Citing PatentFiling datePublication dateApplicantTitle
US2726875 *Jan 3, 1951Dec 13, 1955Charles E MurcottCollapsible golf club carrying cart
US2992833 *Oct 22, 1959Jul 18, 1961George E HoedinghausOscilloscope or instrument cart-carrier
US3059963 *Sep 12, 1960Oct 23, 1962Hamilton Cosco IncInfant's walker
US3101970 *Mar 27, 1961Aug 27, 1963Karmel IsraelChair unit for children
US4157839 *Mar 17, 1978Jun 12, 1979Hoff Barbara ABaby carriage accessory
US4521030 *Aug 9, 1982Jun 4, 1985Vance Jeffrey DCollapsible and slidable cart
US4763919 *Jun 5, 1987Aug 16, 1988Combi Co., Ltd.Baby carriage serving as shopping cart
US4930697 *Mar 10, 1989Jun 5, 1990Combi Co., Ltd.Shopping basket for use with stroller
US5011221 *Jun 20, 1986Apr 30, 1991Century Products CompanyBaby carrier
US5290049 *Mar 9, 1990Mar 1, 1994Crisp And Wilson LimitedPush chair/shopping trolley
US5769437 *Sep 26, 1996Jun 23, 1998Gasperino; Joseph A.Handtruck holsters for door stops and clipboards
US6135516 *Jun 22, 1999Oct 24, 2000Gasperino; Joseph A.Magnetic doorstops and handtruck holsters

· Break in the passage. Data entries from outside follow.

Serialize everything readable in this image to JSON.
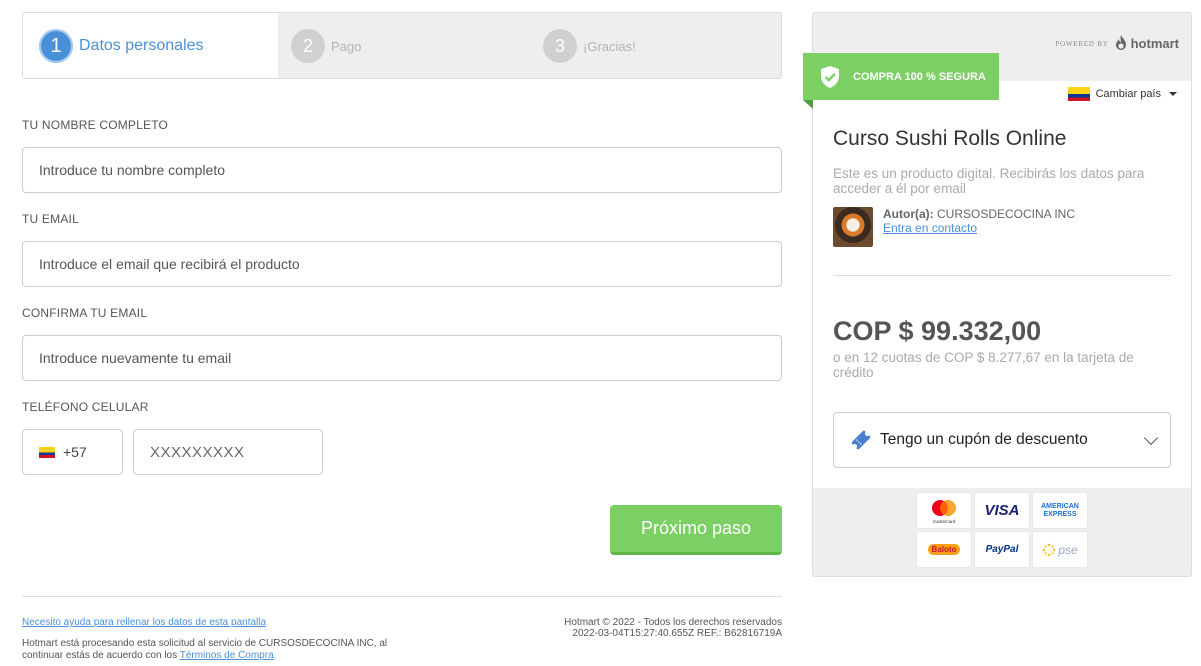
{
  "steps": [
    {
      "num": "1",
      "label": "Datos personales"
    },
    {
      "num": "2",
      "label": "Pago"
    },
    {
      "num": "3",
      "label": "¡Gracias!"
    }
  ],
  "form": {
    "name_label": "TU NOMBRE COMPLETO",
    "name_placeholder": "Introduce tu nombre completo",
    "email_label": "TU EMAIL",
    "email_placeholder": "Introduce el email que recibirá el producto",
    "confirm_label": "CONFIRMA TU EMAIL",
    "confirm_placeholder": "Introduce nuevamente tu email",
    "phone_label": "TELÉFONO CELULAR",
    "phone_code": "+57",
    "phone_placeholder": "XXXXXXXXX",
    "next_button": "Próximo paso"
  },
  "footer": {
    "help_link": "Necesito ayuda para rellenar los datos de esta pantalla",
    "processing_text": "Hotmart está procesando esta solicitud al servicio de CURSOSDECOCINA INC, al continuar estás de acuerdo con los",
    "terms_link": "Términos de Compra",
    "copyright": "Hotmart © 2022 - Todos los derechos reservados",
    "ref": "2022-03-04T15:27:40.655Z REF.: B62816719A"
  },
  "sidebar": {
    "powered_by": "POWERED BY",
    "brand": "hotmart",
    "secure_badge": "COMPRA 100 % SEGURA",
    "change_country": "Cambiar país",
    "product_title": "Curso Sushi Rolls Online",
    "product_desc": "Este es un producto digital. Recibirás los datos para acceder a él por email",
    "author_label": "Autor(a):",
    "author_name": "CURSOSDECOCINA INC",
    "contact_link": "Entra en contacto",
    "price": "COP $ 99.332,00",
    "installments": "o en 12 cuotas de COP $ 8.277,67 en la tarjeta de crédito",
    "coupon": "Tengo un cupón de descuento",
    "payment_methods": [
      "mastercard",
      "VISA",
      "AMERICAN EXPRESS",
      "Baloto",
      "PayPal",
      "pse"
    ]
  },
  "colors": {
    "accent_blue": "#4a90d9",
    "green": "#7bcf63"
  }
}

US6952849Mar 26, 2003Oct 11, 2005Graco Children's Products Inc.Organizer for a playard
US7789413 *Sep 29, 2006Sep 7, 2010Orbit Baby, Inc.Removable flexible dual-opening carrying basket
EP0180314A2 *Sep 20, 1985May 7, 1986Cynthia Elizabeth GottoPush-chair bag assembly
Classifications
U.S. Classification280/643, 224/409, 280/645, 224/411, 224/925, 224/563, 297/55, 224/560
International ClassificationB62B7/00, B62B7/08, B62B9/26, B62B7/06
Cooperative ClassificationB62B9/26, B62B7/08, B62B7/004, B62B7/064, Y10S224/925
European ClassificationB62B9/26, B62B7/08